This chapter focuses on health services and religion in the African context, providing a foundation for the case studies of Uganda, Mozambique, and Ethiopia. The chapter reviews previously identified patterns regarding the role of religion in health within Africa. The nexus of religion and health care is of central interest. Background knowledge is gleaned from the literature on the intersection of religion, health, and Africa. Patterns are identified and subsequently to evaluated by the new evidence obtained through qualitative and quantitative research, confirming that health care is regarded in a holistic way by Africans. This informs theorizing from the perspective of the Social Determinants of Health, within which an emphasis on women’s health is applied to processes and outcomes.
This chapter concludes the study of the role of religion in health-care processes and outcomes. The results of Uganda, Mozambique, and Ethiopia underscore the critical importance of religion concerning the provision and consumption of health care. Results affirm the frame of reference offered by the Social Determinants of Health about processes. Faith-inspired organizations are important, even essential, in health care. Health seeking behaviour is impacted upon by a holistic mindset that views physical and mental health as intertwined. Africans thus pursue health care in a rational way, with an openness to and even preference for faith-based provision.
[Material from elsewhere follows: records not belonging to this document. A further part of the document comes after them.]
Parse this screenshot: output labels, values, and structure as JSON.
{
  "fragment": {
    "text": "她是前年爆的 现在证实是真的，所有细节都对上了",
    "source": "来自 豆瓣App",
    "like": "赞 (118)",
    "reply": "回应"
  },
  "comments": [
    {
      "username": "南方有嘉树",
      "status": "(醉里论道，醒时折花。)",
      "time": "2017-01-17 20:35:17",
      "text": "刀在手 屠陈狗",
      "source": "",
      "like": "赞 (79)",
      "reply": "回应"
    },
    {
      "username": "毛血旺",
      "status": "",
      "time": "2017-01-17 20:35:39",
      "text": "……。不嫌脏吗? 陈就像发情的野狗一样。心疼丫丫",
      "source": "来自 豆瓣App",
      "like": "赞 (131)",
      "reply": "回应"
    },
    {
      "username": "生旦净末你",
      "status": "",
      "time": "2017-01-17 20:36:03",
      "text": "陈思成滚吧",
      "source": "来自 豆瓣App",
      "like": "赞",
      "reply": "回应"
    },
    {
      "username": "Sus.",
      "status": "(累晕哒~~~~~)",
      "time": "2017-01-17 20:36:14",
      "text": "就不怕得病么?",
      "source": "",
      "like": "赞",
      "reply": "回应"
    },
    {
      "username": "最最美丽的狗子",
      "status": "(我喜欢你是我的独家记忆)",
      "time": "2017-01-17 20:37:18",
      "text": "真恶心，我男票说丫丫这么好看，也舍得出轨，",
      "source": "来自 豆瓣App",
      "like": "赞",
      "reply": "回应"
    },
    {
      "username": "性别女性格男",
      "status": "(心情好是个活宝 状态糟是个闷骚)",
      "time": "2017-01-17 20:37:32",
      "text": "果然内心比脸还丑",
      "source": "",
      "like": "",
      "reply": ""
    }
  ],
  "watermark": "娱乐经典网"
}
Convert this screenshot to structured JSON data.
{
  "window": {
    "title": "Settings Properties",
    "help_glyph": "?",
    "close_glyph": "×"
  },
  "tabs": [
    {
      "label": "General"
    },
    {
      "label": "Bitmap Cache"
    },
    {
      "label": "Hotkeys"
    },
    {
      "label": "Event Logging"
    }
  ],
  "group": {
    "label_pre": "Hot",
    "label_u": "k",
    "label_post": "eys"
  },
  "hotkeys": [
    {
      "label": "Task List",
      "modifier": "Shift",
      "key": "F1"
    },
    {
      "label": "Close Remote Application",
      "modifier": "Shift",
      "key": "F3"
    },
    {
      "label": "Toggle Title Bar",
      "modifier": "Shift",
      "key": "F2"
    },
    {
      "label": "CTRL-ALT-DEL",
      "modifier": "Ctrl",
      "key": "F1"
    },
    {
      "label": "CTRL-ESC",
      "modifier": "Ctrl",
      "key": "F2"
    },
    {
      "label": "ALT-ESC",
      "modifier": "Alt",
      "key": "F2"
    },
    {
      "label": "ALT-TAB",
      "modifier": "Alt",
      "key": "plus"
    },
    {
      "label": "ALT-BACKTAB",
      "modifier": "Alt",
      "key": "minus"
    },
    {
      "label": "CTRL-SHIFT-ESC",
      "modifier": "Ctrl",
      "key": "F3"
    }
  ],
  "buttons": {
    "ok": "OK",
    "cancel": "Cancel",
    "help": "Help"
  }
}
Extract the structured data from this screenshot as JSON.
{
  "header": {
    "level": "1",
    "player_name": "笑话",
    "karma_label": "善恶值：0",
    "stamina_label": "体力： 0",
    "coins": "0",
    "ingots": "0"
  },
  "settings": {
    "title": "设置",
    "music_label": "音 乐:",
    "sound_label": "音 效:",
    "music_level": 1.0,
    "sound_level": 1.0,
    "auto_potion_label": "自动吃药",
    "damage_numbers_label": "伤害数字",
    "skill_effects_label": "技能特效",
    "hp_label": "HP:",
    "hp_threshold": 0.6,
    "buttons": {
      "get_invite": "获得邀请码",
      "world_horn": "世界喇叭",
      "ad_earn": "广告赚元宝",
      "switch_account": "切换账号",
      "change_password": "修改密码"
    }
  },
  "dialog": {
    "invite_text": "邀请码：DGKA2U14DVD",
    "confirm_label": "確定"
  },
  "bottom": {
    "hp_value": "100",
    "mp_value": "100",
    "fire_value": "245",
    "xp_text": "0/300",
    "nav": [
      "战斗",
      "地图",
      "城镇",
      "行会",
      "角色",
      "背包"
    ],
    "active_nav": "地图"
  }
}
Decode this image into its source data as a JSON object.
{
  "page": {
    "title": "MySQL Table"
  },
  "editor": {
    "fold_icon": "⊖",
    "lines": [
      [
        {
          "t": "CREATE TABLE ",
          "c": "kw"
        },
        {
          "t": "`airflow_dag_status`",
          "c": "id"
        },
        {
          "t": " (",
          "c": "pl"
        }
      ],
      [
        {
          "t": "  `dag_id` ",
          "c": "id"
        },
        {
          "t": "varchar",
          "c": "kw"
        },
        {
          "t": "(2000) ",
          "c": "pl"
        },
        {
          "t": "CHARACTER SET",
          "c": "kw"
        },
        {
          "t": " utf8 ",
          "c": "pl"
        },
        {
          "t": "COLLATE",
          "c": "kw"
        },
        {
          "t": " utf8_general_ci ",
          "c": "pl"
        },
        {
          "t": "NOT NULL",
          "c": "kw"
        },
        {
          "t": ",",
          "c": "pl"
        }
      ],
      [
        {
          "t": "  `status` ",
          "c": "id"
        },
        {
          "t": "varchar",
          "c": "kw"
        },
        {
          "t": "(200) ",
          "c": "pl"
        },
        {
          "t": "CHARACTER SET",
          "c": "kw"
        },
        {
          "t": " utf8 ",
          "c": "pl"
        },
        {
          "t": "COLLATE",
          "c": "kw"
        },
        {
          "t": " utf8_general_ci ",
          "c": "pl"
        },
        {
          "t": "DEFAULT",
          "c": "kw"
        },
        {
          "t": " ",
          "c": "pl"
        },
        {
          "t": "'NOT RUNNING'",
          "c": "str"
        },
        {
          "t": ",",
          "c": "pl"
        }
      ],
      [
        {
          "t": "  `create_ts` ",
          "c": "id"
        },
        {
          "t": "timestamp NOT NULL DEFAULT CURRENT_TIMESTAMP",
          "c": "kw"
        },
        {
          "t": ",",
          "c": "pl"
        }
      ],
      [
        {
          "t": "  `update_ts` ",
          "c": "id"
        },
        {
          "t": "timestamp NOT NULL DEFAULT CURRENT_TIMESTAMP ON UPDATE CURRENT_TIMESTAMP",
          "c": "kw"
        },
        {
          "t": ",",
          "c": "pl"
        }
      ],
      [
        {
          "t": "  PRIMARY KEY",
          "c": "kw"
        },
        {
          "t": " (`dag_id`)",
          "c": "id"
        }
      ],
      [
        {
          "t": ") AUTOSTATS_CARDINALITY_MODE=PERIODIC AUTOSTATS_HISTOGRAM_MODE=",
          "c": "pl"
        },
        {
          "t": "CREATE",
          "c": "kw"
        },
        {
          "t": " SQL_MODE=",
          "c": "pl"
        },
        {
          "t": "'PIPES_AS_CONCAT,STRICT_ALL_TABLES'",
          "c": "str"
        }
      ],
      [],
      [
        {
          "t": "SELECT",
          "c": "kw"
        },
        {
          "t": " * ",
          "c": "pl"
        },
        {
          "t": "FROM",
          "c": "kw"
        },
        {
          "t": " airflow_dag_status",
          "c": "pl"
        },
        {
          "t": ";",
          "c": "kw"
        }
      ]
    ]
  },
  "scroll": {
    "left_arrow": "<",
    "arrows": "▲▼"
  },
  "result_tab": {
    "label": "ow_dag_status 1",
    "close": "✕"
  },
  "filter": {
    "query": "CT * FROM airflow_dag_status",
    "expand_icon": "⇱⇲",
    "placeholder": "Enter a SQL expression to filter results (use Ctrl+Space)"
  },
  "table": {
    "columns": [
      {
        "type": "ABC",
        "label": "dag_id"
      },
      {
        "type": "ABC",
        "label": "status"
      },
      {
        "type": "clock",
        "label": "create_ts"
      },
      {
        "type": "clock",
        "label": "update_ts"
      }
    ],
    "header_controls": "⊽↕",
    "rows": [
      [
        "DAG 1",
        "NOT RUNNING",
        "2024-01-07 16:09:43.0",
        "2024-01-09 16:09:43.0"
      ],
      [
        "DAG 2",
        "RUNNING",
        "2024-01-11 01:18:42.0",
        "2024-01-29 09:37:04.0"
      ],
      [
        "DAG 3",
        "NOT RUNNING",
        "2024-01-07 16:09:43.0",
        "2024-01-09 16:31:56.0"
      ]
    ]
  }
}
A review of gendered health outcomes, centered around the Millennium Development Goals, reveals clear progress in meeting goals.
This chapter focuses on religion and health in Ethiopia. The two basic questions motivating this study are answered through the research of this chapter: “What is the role of religion in the Social Determinants of Health?”; and “How is it connected to outcomes?” The political, economic, health, and religious contexts of Ethiopia are reviewed. Ethiopia is an ancient and significantly rural state that by African standards is relatively poor. Religion plays an essential role in Ethiopia with regard to both the provision and seeking of health care. Ethiopians convey a holistic view of health, in place for a very long time. Traditional healing continues to be important; even those who believe in modern medicine may begin their process of health-seeking with that option.
This chapter examines religion and health care in Mozambique. The two basic questions are (1) “How does religion factor into the Social Determinants of Health?”; and (2) “What is its connection to outcomes?” The political, economic, health, and religious contexts of Mozambique are reviewed. The country is challenged by persistent poverty and underdevelopment. Mozambique had a Marxist government that suppressed religion. Religion nonetheless influences health care quite significantly in contemporary Mozambique. Christian and Muslim Faith-Based Organizations play an important role in fighting HIV/AIDS and the provision of health care in general. Pentecostalism is rising and plays a controversial role in its engagement with modern medicine. People often seek traditional health care and even combine such visits with more Western-style treatments from health centers and hospitals.
What social factors contribute to the tragic state of health care in Africa?
Focusing on East African societies, this book is the first to investigate what role religion plays in health care in African cultures. Taking into account the geopolitical and economic environments of the region, the authors examine the roles played by individual and group beliefs, government policies, and pressure from the Millennium Development Goals in affecting health outcomes.
Informed by existing related studies, and on-the-ground interviews with individuals and organizations in Uganda, Mozambique and Ethiopia, this interdisciplinary book will form an invaluable resource for scholars seeking to better understand the links between society, multi-level state instruments, and health care in East Africa.
It is estimated that populations in Africa are afflicted with 24% of the global load of disease with only 13% of the population. This chapter provides theoretical suggestions for studying why this is so. Among these theories are area studies, Africa studies and the World Health Organization’s Social Determinants of Health Framework, which relates social inequality to the study of political and health-providing institutions. The chapter lays out the book’s three case studies and our look at the role of national and international health and secular ngo’s in helping to remedy gendered health inequalities. It lays out the MDG framework of 2000, to be discussed in succeeding chapters.
This chapter describes and analyzes how religion affects the provision and consumption of health services in Uganda. This is addressed by examining the political, economic, health, and religious contexts of the Uganda, reviewing existing research on religion and health care in Uganda, and presenting the results of interviews conducted by researchers. Interview material is organized into subsections corresponding to the general importance of religion, religion and health provision, religion and health-seeking behaviour, traditional and spiritual healing, and an evaluation of the role of religion in health care. This chapter also focuses on outcomes, evaluating evidence about religious determinants of health in terms of processes (conveyed by interviewees) and outcomes (in the context of the Millennium Development Goals).
The chapter summarizes our findings about the roles of national health systems and ngo’s as well as the international ones in addressing health concerns in the three countries under study. Since many of the health-care issues discussed have been specifically gendered, we look at the opening provided to both faith-based and secular ngo’s under the MDG framework since 2000. We posit future areas of research affecting the interaction of secular and faith-based health providers in Africa.